[Element data from apps and pages]

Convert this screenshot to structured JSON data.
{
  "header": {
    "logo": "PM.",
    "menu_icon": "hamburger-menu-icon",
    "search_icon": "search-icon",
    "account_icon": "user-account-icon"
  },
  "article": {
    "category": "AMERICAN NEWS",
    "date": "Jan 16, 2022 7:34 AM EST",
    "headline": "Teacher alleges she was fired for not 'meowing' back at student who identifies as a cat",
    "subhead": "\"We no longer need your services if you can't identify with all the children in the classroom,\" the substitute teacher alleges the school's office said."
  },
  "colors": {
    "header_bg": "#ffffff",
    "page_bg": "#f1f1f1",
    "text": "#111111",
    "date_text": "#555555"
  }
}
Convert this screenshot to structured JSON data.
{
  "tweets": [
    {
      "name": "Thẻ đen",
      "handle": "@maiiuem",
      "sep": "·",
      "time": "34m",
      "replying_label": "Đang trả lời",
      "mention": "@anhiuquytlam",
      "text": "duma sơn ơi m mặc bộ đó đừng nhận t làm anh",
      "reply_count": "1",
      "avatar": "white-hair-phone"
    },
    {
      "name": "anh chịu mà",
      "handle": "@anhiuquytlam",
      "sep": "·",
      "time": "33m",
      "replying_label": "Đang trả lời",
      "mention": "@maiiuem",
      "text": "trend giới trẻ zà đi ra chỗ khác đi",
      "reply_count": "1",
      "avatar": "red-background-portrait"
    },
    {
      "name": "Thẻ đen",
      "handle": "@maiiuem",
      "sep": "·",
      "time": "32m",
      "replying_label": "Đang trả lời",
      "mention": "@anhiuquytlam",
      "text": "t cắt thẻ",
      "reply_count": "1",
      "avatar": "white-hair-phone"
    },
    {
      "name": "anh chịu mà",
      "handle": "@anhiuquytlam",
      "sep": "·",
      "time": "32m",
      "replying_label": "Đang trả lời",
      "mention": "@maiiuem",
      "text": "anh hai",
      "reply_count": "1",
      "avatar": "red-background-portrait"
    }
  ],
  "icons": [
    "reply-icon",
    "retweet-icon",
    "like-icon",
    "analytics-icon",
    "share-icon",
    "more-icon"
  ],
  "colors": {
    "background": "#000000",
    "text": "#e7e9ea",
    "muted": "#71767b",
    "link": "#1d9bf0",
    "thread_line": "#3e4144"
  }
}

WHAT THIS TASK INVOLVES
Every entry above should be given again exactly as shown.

ANSWER TO THIS EXERCISE
Convert this screenshot to structured JSON data.
{
  "header": {
    "logo": "PM.",
    "menu_icon": "hamburger-menu-icon",
    "search_icon": "search-icon",
    "account_icon": "user-account-icon"
  },
  "article": {
    "category": "AMERICAN NEWS",
    "date": "Jan 16, 2022 7:34 AM EST",
    "headline": "Teacher alleges she was fired for not 'meowing' back at student who identifies as a cat",
    "subhead": "\"We no longer need your services if you can't identify with all the children in the classroom,\" the substitute teacher alleges the school's office said."
  },
  "colors": {
    "header_bg": "#ffffff",
    "page_bg": "#f1f1f1",
    "text": "#111111",
    "date_text": "#555555"
  }
}
Convert this screenshot to structured JSON data.
{
  "tweets": [
    {
      "name": "Thẻ đen",
      "handle": "@maiiuem",
      "sep": "·",
      "time": "34m",
      "replying_label": "Đang trả lời",
      "mention": "@anhiuquytlam",
      "text": "duma sơn ơi m mặc bộ đó đừng nhận t làm anh",
      "reply_count": "1",
      "avatar": "white-hair-phone"
    },
    {
      "name": "anh chịu mà",
      "handle": "@anhiuquytlam",
      "sep": "·",
      "time": "33m",
      "replying_label": "Đang trả lời",
      "mention": "@maiiuem",
      "text": "trend giới trẻ zà đi ra chỗ khác đi",
      "reply_count": "1",
      "avatar": "red-background-portrait"
    },
    {
      "name": "Thẻ đen",
      "handle": "@maiiuem",
      "sep": "·",
      "time": "32m",
      "replying_label": "Đang trả lời",
      "mention": "@anhiuquytlam",
      "text": "t cắt thẻ",
      "reply_count": "1",
      "avatar": "white-hair-phone"
    },
    {
      "name": "anh chịu mà",
      "handle": "@anhiuquytlam",
      "sep": "·",
      "time": "32m",
      "replying_label": "Đang trả lời",
      "mention": "@maiiuem",
      "text": "anh hai",
      "reply_count": "1",
      "avatar": "red-background-portrait"
    }
  ],
  "icons": [
    "reply-icon",
    "retweet-icon",
    "like-icon",
    "analytics-icon",
    "share-icon",
    "more-icon"
  ],
  "colors": {
    "background": "#000000",
    "text": "#e7e9ea",
    "muted": "#71767b",
    "link": "#1d9bf0",
    "thread_line": "#3e4144"
  }
}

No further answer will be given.